A dark forest, unkempt hills and an overgrown road separated us from an abandoned insane asylum. However, this asylum represented a self-contained town more so than an institution. Once driven by its on-ground power plant, the hospital also had dormitory buildings, a kitchen, an administration building, a re-purposed and recently closed juvenile detention center, a children’s ward, and a psychiatric ward, amongst other facilities.

Venturing through the forest, up the hills, and beyond the overgrowth, we spotted the structure, camouflaged by dying vegetation.

Inside the children’s ward we went…



The building was a long hallway with eight similar wings adjoined, each with a curved array of windows facing outwards.


Separating these sections in the middle was a large cafeteria. “VIOLENCE IS NEVER THE ANSWER” had been painted on one wall. A broken pipe spewed water onto the mossy blue-green floor tiles. Across from the cafeteria was the dark descent into the basement. Hopping from wood panel to wood panel, we avoided the pools of water to catch a glimpse of what was lurking under the floor boards. Mostly empty rooms reflected our flash lights except for the costume room, still fully stocked with intricate dresses, shirts, and many other types of props once used in the hospital’s theater.

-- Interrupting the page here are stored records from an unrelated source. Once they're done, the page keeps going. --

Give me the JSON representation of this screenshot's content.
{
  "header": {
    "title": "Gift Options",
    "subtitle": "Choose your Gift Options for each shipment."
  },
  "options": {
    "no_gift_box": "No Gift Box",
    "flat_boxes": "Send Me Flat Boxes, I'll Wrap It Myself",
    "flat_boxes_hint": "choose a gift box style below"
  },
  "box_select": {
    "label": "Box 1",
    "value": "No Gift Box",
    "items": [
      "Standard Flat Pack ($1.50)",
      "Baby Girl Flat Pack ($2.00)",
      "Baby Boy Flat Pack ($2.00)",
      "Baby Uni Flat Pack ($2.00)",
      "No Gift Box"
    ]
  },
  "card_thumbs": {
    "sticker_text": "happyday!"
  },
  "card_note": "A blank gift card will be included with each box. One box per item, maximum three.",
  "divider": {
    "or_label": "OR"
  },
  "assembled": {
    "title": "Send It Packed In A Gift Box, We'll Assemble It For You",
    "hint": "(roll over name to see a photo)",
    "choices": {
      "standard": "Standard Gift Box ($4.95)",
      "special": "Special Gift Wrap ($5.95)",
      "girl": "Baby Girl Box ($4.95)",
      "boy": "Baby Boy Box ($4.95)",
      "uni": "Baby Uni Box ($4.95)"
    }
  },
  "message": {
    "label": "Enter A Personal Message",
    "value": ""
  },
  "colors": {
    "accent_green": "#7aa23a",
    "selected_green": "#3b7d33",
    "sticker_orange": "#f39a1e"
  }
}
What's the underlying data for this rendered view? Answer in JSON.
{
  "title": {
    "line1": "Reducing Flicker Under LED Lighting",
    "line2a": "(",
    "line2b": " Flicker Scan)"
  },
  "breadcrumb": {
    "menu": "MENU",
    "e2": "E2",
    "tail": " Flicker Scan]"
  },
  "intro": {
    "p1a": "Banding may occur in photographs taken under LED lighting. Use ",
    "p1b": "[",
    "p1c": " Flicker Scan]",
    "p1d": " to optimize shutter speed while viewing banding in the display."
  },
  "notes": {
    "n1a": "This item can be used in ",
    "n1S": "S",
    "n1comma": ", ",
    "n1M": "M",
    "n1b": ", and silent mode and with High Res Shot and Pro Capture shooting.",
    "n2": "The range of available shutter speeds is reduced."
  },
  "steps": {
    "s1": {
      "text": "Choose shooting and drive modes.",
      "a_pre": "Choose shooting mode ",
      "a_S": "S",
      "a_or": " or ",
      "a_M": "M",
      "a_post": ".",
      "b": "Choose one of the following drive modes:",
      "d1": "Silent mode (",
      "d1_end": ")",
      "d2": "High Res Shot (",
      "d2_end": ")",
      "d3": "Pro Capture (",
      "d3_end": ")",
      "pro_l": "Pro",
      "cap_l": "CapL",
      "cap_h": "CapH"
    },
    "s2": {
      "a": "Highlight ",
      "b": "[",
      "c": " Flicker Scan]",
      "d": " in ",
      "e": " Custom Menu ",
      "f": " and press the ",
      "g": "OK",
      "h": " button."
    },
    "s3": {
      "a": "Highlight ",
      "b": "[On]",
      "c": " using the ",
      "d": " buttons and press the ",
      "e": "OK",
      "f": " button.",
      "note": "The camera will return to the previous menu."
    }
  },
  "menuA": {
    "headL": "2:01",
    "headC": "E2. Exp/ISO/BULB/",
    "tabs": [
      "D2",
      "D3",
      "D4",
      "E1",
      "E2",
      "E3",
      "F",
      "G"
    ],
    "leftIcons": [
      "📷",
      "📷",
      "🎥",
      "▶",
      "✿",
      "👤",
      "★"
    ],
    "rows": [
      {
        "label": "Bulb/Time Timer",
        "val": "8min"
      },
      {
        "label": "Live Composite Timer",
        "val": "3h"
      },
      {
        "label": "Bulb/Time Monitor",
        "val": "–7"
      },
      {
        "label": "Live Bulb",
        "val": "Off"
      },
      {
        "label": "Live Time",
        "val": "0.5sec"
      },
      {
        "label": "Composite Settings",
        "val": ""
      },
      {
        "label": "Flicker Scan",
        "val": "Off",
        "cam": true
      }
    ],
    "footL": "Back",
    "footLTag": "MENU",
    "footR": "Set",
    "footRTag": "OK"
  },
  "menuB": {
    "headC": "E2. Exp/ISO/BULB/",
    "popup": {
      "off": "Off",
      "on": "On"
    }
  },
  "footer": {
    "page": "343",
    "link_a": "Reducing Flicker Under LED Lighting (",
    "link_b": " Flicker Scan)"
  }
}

Up another set of stairs and we were back on the main floor looking at the large, boxy windows that would have “welcomed” guests into the building. Two sets of doors led us into a large, open theater. It was so dark that even a camera flash couldn’t distinguish what was occupying the space. We walked down to the stage, aisle by aisle. The seats were all still there, some open as if still in use. On the stage, an untuned grand piano sat, buried under inches of dust. The right side of the ceiling had collapsed, bringing down an accumulation of asbestos. We didn’t stick around much longer.

Across from the children’s ward was one of the many dormitory buildings. Once inside, hallways became identical, but the rooms did not.